People like Christian Allard, who could make laws in Scotland as an MSP and vote for Scotland’s independence, but cannot vote in this referendum:
When a young 20 year old living in his home town of Dijon in Burgundy, France, decided to travel the world, he never realised that his first stage, Scotland, would be his final destination. I came to Scotland to open an office in Glasgow for a European seafood logistic group in the 80s. I met my wife and moved 20 years ago from Glasgow to the North East of Scotland in Aberdeenshire with our 3 young daughters.
I’m proud to call Scotland my home, it’s a wonderfully welcoming country with such a huge potential. I exported Scottish seafood for many years, promoting the best that we have at home and abroad.
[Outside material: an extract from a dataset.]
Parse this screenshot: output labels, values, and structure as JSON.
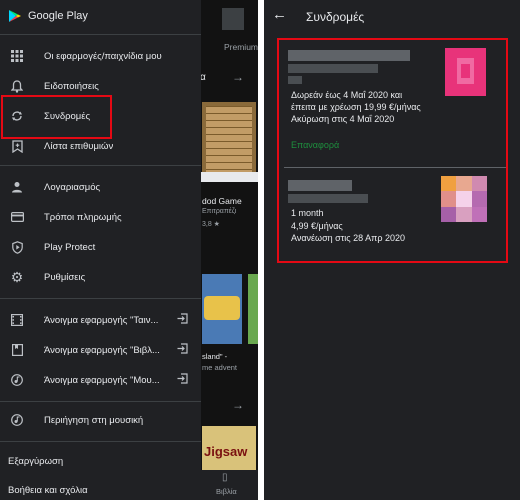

With my experience in the fishing industry, I became involved in my community and in local politics, then I joined the Scottish National Party, where, again, I was warmly welcomed. As someone who was not born here, it is sometimes easier to see the huge opportunities that we have here at our doorstep.
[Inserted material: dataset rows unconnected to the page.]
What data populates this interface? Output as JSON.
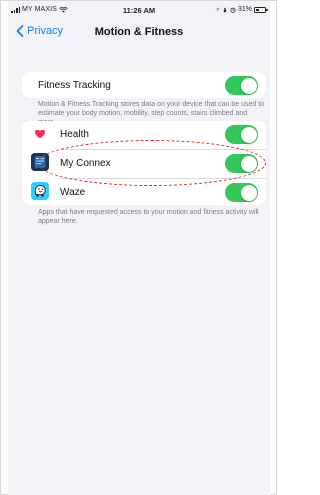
{
  "status_bar": {
    "carrier": "MY MAXIS",
    "time": "11:26 AM",
    "battery": "31%"
  },
  "nav": {
    "back_label": "Privacy",
    "title": "Motion & Fitness"
  },
  "fitness": {
    "label": "Fitness Tracking",
    "enabled": true,
    "footnote": "Motion & Fitness Tracking stores data on your device that can be used to estimate your body motion, mobility, step counts, stairs climbed and more."
  },
  "apps": [
    {
      "name": "Health",
      "icon": "heart-icon",
      "enabled": true
    },
    {
      "name": "My Connex",
      "icon": "connex-app-icon",
      "enabled": true
    },
    {
      "name": "Waze",
      "icon": "waze-app-icon",
      "enabled": true
    }
  ],
  "apps_footnote": "Apps that have requested access to your motion and fitness activity will appear here.",
  "colors": {
    "accent": "#0a84ff",
    "toggle_on": "#34c759",
    "background": "#f2f2f7",
    "annotation": "#e02020"
  }
}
In 1997, I voted for the Scottish Parliament to be, or more accurately to be reconvened after a 300 years interruption. I voted in every Scottish, local and European elections thereafter. In 2011, I decided to demonstrate how modern and inclusive democracy Scotland really is. I put my name forward to become a Member of the Scottish Parliament (MSP) for the North East of Scotland.
As a Frenchman living in Scotland, to be elected to sit in the Scottish Parliament was very humbling. It has been an honour and a privilege to serve the people of the North East of Scotland as a regional MSP from 2013 to May 2016.
We are living in the 21st century, our world has changed for the better, people are now travelling and setting up across the globe like never before. Our history shows that generations of Scottish people have migrated away from Scotland, this is why it is easier for us to now welcome those who are choosing to live here. It is time to open up our home, our nation, our democracy and allow everyone who lives here to contribute to society.
Let’s remember the words of the late Bashir Ahmed, the Scottish Parliament’s first Muslim MSP who migrated from Pakistan: “It’s not where we came from that’s important, it’s where we’re going together.”
People like those using the #IamanEUmigrant hashtag on Twitter to make their voices heard:
I’m voting Remain not just because I think it’s right, or because it was promised to the people of Scotland who voted in the independence referendum, or even because of the possibility of indyref2: I’m voting because I champion democracy, and don’t like to see it denied to people who deserve to participate. For London Swenglish, Christian, Tanja, Liz, Kris’ wife, Nina, Ellen, Ilona, Pablo, Rick, Ben, Sol, Eva, Ntina, Borghert, Nerea, Alex, Milena, Anne-Grethe, Charlotte, Orjan, Carla, Jennie, Sjoerd, Liesbeth, Samuele, Yanis, Claudia, Fabrizio, David, Miguel, Ann-Marie, Dariusz, Rita, Elin, Heidi, Samuele, Frank, Josefine, Gosia, and all the others who call the United Kingdom their home, yet cannot make this decision with the rest of us.
For all those who desperately want to vote tomorrow, my vote will be for you.